weren’t my first genre. In high school I was all about science fiction. Isaac
Asimov and the Foundation Trilogy. After college the appeal of sci-fi faded,
and I began to read mainly non-fiction.
In 1974 I was working at the
University of Denver Library, as a para-professional cataloger in the serials
department, taking library science graduate courses at night. For some unknown
reason, the university subscribed to a wide variety of British tabloid newspapers.
Hardly research materials.
Until the Lord Lucan murder
I don’t recall seeing the case reported in the American press, but when the tabloids came in to the library, the front pages were lit up with it. Dark-haired, tall, and good-looking, Lord Lucan was an aristocrat and a gambler. He gave up the banking profession in 1960 when he won 26,000 pounds gambling over the course of two days. That earned him the nickname “Lucky” Lucan and left him with the mistaken impression he could do it again and again.
Separated from his wife—and
with her in possession of the family
home in London—he evidently came up with a
scheme to kill her and gain custody of the home and his children. His career as
a murderer was about as rewarding as his gambling life. On Thursday, November
7, 1974, Lucan broke into his wife’s house and waited for her in the kitchen,
armed with a length of pipe. He’d unscrewed the light bulb to better hide in
the darkness when she came down for her evening cuppa.
Unfortunately for Sandra
Rivett, the live-in nanny who usually
took Thursday nights off, she stayed home
that night. A young girl, about the same height as Lady Lucan, offered to make
tea for her that fateful night.
She died in the darkened
kitchen, her head smashed in.
In the dark, Lucky Lucan
worked feverishly to stuff her body into a mail sack (still thinking it was
Lady Lucan), planning to dump it at sea and report his wife missing. He was
interrupted by Veronica Lucan, who’d come down

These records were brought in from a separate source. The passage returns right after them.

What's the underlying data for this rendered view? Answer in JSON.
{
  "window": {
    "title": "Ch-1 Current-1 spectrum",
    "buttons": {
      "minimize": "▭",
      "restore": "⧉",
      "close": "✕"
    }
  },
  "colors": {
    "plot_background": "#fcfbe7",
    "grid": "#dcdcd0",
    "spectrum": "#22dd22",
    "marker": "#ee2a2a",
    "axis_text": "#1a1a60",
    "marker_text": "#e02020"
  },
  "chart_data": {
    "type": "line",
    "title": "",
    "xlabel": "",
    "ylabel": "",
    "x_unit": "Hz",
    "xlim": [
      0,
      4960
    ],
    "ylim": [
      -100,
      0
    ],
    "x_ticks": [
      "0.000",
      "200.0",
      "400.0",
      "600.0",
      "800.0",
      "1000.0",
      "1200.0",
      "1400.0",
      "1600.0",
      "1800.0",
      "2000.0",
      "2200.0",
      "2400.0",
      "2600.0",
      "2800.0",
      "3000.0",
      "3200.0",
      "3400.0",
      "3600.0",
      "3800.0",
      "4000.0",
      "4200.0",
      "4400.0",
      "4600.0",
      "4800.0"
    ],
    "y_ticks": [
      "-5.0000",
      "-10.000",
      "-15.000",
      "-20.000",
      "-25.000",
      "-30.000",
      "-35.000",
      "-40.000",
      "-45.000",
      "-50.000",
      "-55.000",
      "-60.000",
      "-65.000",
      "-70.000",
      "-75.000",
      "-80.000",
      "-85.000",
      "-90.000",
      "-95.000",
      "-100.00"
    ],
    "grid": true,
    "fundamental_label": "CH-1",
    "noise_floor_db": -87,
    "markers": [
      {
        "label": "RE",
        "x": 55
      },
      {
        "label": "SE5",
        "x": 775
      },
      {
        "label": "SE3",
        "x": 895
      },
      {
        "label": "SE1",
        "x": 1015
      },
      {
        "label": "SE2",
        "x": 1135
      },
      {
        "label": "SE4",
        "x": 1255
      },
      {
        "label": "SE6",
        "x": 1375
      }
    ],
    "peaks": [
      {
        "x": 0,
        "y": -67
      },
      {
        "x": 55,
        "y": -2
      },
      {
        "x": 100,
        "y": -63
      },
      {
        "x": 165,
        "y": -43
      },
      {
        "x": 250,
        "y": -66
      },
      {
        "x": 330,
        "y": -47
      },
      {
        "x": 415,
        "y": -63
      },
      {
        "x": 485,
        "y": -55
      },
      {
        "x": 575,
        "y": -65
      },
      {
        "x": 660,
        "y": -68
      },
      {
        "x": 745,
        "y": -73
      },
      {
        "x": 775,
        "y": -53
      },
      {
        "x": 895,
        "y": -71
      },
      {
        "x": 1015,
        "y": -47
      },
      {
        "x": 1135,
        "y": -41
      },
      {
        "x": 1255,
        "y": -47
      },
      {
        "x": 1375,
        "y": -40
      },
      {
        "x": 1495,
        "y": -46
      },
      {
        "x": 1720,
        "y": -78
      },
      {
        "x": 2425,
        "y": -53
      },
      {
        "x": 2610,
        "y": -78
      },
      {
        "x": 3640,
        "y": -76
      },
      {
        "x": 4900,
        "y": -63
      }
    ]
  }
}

stairs to check on Sandra. He
attacked her, wounding her severely, but not before she grabbed his balls and
rendered him hors de combat.
Of course, this all didn’t
come out at first. The initial reports were short on details and full of the
claims Lucan made—in letters written while on the run—about finding a strange
man attacking his wife and sending him packing.
He claimed that the
circumstantial evidence would be used to discredit him, and promptly
There are a number of websites
giving facts and touting different theories. For the basics, visit Wikipedia.
There is a pro-Lucan website,
dedicated to his innocence here.
And Lady Lucan’s own site,
striking a quite different tone here.
The Lucan family of
aristocrats had at least one other infamous
Earl. Lord Lucan’s great-great-grandfather, the Third
Earl of Lucan, earned his dubious place in history a hundred and twenty years
earlier in the Crimea. He was the officer who ordered the ill-fated Charge of
the Light Brigade, which resulted in the deaths of more than 600 men at
decidedly unlucky Lucan.
the truth of Lucky Lucan’s guilt or innocence, this case and the British
tabloid press whetted my appetite for more. As coincidence would have it,
Masterpiece Theatre was showing the first Lord Peter Wimsey mystery, starring
Ian Carmichael, at the same time. I watched it.
I was hooked. I devoured all
the Dorothy L. Sayers mysteries and went looking for more. For me, it all
started with Lucky Lucan.
So, Jungle Reds, how did you
come to the world of crime fiction?